§ **Data in this exercise**:
• • •
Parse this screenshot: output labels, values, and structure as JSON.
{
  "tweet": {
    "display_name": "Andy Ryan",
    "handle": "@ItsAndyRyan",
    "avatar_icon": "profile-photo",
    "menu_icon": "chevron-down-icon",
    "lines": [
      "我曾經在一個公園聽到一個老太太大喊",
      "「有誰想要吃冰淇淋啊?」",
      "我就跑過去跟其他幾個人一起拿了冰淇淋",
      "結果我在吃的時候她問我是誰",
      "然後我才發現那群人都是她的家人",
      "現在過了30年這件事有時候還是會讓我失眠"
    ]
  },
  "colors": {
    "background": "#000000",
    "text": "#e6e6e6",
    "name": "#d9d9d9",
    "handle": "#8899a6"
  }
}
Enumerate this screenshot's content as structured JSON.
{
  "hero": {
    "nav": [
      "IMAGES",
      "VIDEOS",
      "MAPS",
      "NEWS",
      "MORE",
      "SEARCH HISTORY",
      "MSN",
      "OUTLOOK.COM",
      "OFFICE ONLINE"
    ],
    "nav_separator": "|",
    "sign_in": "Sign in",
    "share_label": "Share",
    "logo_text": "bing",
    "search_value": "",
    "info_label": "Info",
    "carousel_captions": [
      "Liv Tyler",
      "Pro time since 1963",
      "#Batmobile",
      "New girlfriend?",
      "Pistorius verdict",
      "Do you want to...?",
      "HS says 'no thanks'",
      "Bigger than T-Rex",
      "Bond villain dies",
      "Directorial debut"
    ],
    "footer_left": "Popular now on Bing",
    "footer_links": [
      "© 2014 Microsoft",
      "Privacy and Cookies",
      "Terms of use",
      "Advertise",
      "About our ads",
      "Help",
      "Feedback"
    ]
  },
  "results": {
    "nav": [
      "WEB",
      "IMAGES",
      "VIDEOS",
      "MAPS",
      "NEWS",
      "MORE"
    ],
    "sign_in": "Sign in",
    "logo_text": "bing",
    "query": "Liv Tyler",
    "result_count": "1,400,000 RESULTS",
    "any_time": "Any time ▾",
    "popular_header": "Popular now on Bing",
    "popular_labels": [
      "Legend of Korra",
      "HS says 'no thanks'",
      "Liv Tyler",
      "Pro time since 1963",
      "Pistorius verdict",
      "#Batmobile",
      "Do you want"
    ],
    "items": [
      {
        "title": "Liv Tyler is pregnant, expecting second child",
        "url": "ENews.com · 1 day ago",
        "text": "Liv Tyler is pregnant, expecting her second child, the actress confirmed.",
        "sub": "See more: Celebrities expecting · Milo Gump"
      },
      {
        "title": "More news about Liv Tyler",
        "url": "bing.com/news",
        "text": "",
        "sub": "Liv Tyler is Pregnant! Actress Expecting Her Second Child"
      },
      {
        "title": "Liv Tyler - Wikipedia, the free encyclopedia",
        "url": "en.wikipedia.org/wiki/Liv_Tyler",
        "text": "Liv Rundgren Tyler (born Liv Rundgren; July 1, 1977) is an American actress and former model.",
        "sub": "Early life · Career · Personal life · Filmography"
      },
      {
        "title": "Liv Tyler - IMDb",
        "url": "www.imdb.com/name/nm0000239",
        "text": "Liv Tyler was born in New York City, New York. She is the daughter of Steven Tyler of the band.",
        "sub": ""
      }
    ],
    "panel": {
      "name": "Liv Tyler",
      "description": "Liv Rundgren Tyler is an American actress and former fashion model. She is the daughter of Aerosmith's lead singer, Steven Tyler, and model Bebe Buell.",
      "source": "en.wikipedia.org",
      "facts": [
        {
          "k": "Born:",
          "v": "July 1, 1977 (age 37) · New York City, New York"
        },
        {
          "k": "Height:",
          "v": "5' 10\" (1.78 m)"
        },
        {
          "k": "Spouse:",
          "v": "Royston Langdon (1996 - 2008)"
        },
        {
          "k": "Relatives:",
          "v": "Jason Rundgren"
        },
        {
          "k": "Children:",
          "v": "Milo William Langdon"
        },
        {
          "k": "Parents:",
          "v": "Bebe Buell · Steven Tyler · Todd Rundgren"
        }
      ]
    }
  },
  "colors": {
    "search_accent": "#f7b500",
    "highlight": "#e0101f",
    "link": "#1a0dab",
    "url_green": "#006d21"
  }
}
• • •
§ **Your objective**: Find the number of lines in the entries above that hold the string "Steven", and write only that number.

§ **Answer space**: 3